Arnaudo has won many awards over the years, including the Dedalo Minosse International Prize for Architecture in 2004, 2006 and 2008.
The term radical architecture was coined in the early 1970s by the critic Germano Celant. It refers to a general process of conceptual reframing of architecture, which began in the late 1950s with a move towards more utopian, visionary styles. There followed a profound reimagining of the various fields of design through the adoption of a provocative, innovative pop style. This was reflected in utopian projects with a high visual impact which called into question the traditional rational, mechanical approach to form and function.
Nothing was ever the same after the pop meteor hit. In order to show those who have no first-hand experience of this cutting-edge new trend and the innovative, almost sacrilegious impact that the radical architecture and design movement had, we will draw on the words of Arnaudo himself: “There have been many attempts to define pop art and the pop movement. The common theme, as shown by one of the comments about the recent exhibition dedicated to Lichtenstein by the GAM in Turin (Roy Lichtenstein opera prima, September – January 2015), is an attempt to choose objects that the mind is familiar with and to work on other levels.”
Radical design, according to Arnaudo, has an additional meaning, which can be best summed up as “critical design”, or “the use of forms of architecture and design as a tool to make the contradictions of the low quality aspects of contemporary cultural products explore figuratively and immediately”.

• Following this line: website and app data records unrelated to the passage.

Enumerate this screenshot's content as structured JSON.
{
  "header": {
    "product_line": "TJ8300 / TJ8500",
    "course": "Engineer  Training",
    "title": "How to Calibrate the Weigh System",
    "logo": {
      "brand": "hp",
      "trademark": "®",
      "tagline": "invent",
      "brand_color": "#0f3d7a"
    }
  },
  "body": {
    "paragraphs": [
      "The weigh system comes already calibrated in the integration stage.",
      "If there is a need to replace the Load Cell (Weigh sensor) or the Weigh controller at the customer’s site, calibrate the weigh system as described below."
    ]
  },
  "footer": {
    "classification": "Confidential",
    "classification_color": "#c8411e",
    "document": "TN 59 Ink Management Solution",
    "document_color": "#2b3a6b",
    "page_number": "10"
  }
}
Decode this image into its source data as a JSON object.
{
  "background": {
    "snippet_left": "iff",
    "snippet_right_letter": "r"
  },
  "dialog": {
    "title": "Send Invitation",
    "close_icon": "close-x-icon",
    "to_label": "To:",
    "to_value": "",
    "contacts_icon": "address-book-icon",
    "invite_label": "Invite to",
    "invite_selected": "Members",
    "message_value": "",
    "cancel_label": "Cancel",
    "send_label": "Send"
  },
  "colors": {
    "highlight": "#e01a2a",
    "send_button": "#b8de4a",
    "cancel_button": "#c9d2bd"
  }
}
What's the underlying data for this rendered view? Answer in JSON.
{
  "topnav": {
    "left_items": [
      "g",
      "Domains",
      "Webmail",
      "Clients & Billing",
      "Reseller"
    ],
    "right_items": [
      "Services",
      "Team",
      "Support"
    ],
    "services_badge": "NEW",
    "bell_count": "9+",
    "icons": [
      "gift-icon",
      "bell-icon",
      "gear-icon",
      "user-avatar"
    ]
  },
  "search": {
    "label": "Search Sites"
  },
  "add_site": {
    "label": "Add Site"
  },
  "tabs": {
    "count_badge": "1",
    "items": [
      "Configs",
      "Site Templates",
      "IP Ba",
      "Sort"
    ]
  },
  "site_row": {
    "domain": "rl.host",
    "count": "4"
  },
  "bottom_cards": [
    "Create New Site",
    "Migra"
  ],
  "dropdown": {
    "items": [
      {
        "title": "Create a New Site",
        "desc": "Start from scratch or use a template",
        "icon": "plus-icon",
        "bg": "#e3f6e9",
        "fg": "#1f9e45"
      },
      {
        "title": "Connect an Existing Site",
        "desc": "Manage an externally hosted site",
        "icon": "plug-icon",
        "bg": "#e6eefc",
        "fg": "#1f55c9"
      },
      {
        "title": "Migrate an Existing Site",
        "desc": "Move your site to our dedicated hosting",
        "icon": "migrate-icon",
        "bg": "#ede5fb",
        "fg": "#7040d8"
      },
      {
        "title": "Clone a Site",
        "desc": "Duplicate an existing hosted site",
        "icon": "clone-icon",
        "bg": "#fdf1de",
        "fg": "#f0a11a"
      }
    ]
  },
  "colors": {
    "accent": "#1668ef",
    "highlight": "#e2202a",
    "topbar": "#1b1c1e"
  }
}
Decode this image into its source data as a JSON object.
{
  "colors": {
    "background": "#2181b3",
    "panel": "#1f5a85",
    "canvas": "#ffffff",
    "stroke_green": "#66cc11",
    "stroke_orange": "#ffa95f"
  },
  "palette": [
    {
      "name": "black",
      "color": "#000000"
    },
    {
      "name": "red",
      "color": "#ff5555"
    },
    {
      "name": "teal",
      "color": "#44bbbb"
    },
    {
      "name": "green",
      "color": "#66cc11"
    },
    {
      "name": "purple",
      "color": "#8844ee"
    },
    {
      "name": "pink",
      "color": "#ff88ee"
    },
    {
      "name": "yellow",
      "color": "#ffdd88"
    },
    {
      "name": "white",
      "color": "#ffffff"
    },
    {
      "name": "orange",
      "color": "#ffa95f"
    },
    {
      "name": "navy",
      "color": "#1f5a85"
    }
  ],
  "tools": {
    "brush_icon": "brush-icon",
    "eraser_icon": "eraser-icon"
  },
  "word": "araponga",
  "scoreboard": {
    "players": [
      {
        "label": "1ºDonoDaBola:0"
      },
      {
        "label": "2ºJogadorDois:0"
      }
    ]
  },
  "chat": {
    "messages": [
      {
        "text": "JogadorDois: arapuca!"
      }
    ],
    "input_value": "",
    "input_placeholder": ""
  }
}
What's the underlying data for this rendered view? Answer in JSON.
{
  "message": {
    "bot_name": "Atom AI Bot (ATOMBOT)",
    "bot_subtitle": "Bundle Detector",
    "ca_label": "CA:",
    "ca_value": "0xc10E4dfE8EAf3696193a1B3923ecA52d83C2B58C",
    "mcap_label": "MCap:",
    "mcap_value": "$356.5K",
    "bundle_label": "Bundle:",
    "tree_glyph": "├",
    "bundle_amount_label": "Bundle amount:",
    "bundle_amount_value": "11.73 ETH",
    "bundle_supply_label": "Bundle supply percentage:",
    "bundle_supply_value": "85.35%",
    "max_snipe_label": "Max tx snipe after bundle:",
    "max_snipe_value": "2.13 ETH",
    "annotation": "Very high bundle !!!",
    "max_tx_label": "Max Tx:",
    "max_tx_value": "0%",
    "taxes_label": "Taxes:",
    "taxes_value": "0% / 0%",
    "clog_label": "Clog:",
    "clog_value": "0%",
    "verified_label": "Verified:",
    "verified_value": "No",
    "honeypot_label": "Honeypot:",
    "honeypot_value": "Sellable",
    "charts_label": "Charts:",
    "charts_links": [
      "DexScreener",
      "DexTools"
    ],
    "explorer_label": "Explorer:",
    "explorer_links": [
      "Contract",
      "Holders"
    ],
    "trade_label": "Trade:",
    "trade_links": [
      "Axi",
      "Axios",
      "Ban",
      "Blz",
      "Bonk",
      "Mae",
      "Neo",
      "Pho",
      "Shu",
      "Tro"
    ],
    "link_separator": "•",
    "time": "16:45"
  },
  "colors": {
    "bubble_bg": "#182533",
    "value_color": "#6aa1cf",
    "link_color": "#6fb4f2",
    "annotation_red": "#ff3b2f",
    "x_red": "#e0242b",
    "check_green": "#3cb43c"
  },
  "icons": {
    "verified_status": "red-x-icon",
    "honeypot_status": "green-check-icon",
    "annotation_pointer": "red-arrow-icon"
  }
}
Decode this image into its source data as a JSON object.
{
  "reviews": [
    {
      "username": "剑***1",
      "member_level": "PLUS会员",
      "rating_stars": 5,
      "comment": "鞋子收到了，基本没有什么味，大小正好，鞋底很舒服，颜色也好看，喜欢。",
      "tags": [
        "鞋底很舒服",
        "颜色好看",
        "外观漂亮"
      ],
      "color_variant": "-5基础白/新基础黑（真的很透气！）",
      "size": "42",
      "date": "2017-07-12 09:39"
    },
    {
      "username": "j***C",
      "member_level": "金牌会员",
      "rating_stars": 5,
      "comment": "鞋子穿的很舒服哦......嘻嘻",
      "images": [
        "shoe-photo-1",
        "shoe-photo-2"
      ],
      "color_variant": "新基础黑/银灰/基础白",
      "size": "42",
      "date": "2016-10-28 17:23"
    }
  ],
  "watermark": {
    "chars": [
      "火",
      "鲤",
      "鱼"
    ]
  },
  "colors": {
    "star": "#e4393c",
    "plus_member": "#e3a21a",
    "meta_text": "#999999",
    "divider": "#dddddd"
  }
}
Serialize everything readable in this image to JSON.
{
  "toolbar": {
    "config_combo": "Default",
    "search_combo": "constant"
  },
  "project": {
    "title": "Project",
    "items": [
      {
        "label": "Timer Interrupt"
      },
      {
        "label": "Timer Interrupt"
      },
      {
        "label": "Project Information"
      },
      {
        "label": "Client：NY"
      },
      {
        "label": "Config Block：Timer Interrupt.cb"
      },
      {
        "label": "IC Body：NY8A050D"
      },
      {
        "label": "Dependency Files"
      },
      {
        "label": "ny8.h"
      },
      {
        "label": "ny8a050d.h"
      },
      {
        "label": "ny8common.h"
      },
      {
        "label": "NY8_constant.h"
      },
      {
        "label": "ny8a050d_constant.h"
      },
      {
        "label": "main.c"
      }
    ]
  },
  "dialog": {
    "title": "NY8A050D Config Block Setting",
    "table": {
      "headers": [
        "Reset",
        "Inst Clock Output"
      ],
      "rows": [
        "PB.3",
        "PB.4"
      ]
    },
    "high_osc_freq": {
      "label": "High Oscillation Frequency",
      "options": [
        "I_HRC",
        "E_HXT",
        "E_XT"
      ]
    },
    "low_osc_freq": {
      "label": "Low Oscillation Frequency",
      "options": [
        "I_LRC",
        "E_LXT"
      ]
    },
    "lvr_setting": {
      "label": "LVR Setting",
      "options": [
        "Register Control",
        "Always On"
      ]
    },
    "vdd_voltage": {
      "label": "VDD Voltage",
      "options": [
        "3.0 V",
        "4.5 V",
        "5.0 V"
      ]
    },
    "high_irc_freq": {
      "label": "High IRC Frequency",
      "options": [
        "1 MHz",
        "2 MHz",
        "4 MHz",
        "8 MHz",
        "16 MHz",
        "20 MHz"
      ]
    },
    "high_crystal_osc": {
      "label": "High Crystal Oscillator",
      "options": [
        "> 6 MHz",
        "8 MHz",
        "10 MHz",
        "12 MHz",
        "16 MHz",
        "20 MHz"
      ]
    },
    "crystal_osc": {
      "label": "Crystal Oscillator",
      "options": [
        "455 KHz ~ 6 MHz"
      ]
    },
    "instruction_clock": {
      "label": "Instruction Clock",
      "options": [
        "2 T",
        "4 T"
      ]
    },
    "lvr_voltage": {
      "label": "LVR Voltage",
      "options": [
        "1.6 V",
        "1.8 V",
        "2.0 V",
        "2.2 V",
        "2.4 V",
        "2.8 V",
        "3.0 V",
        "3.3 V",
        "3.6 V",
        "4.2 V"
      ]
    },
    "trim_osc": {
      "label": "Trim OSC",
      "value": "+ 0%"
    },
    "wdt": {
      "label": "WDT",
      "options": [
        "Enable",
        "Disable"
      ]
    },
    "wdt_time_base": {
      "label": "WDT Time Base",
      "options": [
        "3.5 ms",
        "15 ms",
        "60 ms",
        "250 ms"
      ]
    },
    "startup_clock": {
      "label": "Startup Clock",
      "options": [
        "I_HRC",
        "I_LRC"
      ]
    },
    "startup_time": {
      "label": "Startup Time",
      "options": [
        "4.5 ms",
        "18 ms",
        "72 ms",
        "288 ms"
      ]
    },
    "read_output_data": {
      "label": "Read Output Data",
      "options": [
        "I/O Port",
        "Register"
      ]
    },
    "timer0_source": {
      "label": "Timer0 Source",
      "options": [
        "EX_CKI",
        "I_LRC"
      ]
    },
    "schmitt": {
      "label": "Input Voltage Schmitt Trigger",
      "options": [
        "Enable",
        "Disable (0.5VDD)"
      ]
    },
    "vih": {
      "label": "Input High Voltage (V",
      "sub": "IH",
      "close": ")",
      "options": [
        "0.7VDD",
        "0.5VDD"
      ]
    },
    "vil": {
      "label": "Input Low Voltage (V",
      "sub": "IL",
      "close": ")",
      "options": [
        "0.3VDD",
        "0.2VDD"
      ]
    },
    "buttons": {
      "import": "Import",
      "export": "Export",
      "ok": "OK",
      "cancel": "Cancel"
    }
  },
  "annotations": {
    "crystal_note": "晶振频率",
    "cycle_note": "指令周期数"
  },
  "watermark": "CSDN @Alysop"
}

These were the principles upon which Arnaudo’s creative and design style developed - a style clear from his very early works, such as the acclaimed “Multipli”, which was designed in the early to mid-1970s during his time with Studio 65. Arnaudo’s output included objects, seats and art installations produced industrially in limited editions, which quickly became iconic pieces that were collected and displayed in many museums around the world as some of the best examples of radical design. The most similar work to Multipli in terms of its graphic style and creative approach is undoubtedly the writing paper designed and created by Arnaudo for Studio 65. The paper features the four young creative founders who, channelling the spirit of the age, came up with some of the most famous pieces ever produced by Gufram, a small company from Nole Canavese which was open-minded towards new creative forms and experimentation with innovative materials. In 2006, the Big Bang – Destruction et création dans l’art du 20e siècle exhibition, organised by the Pompidou Centre in Paris, listed Gianni Arnaudo as one of the most influential art personalities of the 20th century.
“Many of my works, included those I created on my own after the break-up of the original members of Studio 65 in 1976, continued to play a key role for enthusiasts, museums and collectors as iconic expressions of the pop spirit, rallying against the myths and rituals which dominate banal architecture and design.”
In designing his works, Arnaudo’s guiding principles were desecration and irony. For this reason, you will never find anything more than a passing reference made by Arnaudo to the now common subject of experimentation with new materials and construction techniques. “In reality, the key to inspiration is the message behind a work of design or architecture and not the means or materials used to create it. I think it’s completely obvious that research is a vital factor, which can be done in collaboration with Italian industry, which dedicates a lot of resources to this.”